A6. TGs have fuzzy ends. There is no “signpost” in our DNA to identify crossover points, or where a shared segment starts or ends. The company algorithms estimate shared segments by looking for areas of DNA that are identical, and it then continues until the DNA is not identical. This results in some, usually small, amount of overrun (a longer segment than is actually there from a Common Ancestor). So my convention is to use the start location of the first shared segment in a TG (the one with the lowest start in bp). This is the start location of the TG. The end location is determined several ways:

  1. If there is no overlap with the next TG on that chromosome, then use the largest end location of all the shared segments in the TG – the shared segment which runs the farthest. This often is not the last shared segment in a sorted spreadsheet – you need to look at them all.
  2. If there is a small, fuzzy overlap of 1-2Mbp with the next TG, I use the start location of the next TG, and accept the fact that there is a fuzzy overlap. We don’t need to be real precise for genealogy. Each TG represents a large block of DNA from an Ancestor – the fact that the edges of the block may be fuzzy should not obscure the big picture: the main TG segment came from an Ancestor!
  3. If there is a large overlap with the next obvious TG (almost always from a large shared segment with a close cousin, which probably spans more than one TG), I start a new TG at the obvious point dictated by the next group of shared segments, and use the same point as the end location of the first TG. This involves judgment – there is no hard rule – and the data will usually indicate where to start a new TG. Just accept that close cousins may share large segment which span more than one TG.
  4. If the shared segments in the TG all end a “few” Mbp before the next TG starts, I will just round up, and use the start location of the next TG as the end location. Again, use judgment.
  5. If there appears to be a large enough gap between two known TGs, I create a “dummy” TG to fill the gap. And then I keep looking for some Matches with shared segments to fill that gap. At this date my dummy TGs are about 7% of my DNA.
  6. Using these conventions will result in TGs that are adjacent to each other over all your chromosomes. Even with some “dummy“ TGs, this process will organize all of your IBD Match segments into TGs over all of your DNA. When done, this is a happy day! You can then focus on TGs that should link to specific ancestors. And all new Match segments will generally fit easily into existing TGs.

A7. As you work this process of forming TGs and assigning them to sides using genealogy, you are creating a chromosome map. As new Matches are posted, their shared segments may adjust the start and/or end locations of the TGs. When you get lucky, you’ll find a new shared segment that fills a “dummy” TG.

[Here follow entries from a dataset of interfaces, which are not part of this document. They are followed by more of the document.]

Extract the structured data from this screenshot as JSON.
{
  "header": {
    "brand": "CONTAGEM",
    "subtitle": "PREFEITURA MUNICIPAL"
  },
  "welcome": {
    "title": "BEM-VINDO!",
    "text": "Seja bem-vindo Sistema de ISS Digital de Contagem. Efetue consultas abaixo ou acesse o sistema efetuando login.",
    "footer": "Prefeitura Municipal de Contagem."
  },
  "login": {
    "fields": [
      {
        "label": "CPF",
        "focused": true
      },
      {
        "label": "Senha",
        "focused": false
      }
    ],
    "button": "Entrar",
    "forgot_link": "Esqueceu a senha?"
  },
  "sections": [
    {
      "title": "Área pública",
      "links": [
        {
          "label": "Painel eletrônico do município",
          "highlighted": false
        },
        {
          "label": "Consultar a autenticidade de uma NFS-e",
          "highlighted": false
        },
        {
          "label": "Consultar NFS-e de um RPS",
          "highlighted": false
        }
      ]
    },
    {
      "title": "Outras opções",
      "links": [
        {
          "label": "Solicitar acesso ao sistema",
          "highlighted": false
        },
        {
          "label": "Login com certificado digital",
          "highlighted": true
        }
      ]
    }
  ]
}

A8. Naming TGs. I label each TG (and all the shared segments in it) with a short code – like 07C25. The 07 means Chr 7; C means the TG starts within the third group of 10Mbp – in this case between 20-30Mbp; 25 means this TG ion on my father’s (2), mother’s (5) side – using Ahnentafel numbers. If I were starting over I’d use 07.027PM to indicate Chr 7; start 27Mbp; on Paternal, and his Maternal ancestry. Note: before you do any assigning, the label might be 07.027, then add P or M when determined. I usually add this code in the subject line of emails and messages – it just helps me keep organized.

A9. Also note that each TG also has within it, many genes. Each of your 22,000 or so genes will have a specific location on your DNA. If you become curious about any particular gene, you can look up where it is located (chromosome and location). You will have two of each gene, one on your maternal chromosome and one on your paternal chromosome. You can then look at your chromosome map of TGs and see which maternal TG and which paternal TG it’s in. If you’ve determined a Common Ancestor for those TGs, you’ll know which ancestor passed that gene down to you. You can also add a gene to your spreadsheet, so that it sorts with all the segments and TGs. Examples: Short Sleepers gene BHLHE41 would be 12.026M and 12.026P (very close to LRRK2 (Parkinson’s) at 12.031. Also my Neanderthal segment is 10.130 (I don’t know which side)

Have fun with your TGs!


15B Segment-ology: The Attributes of a TG by Jim Bartlett 210919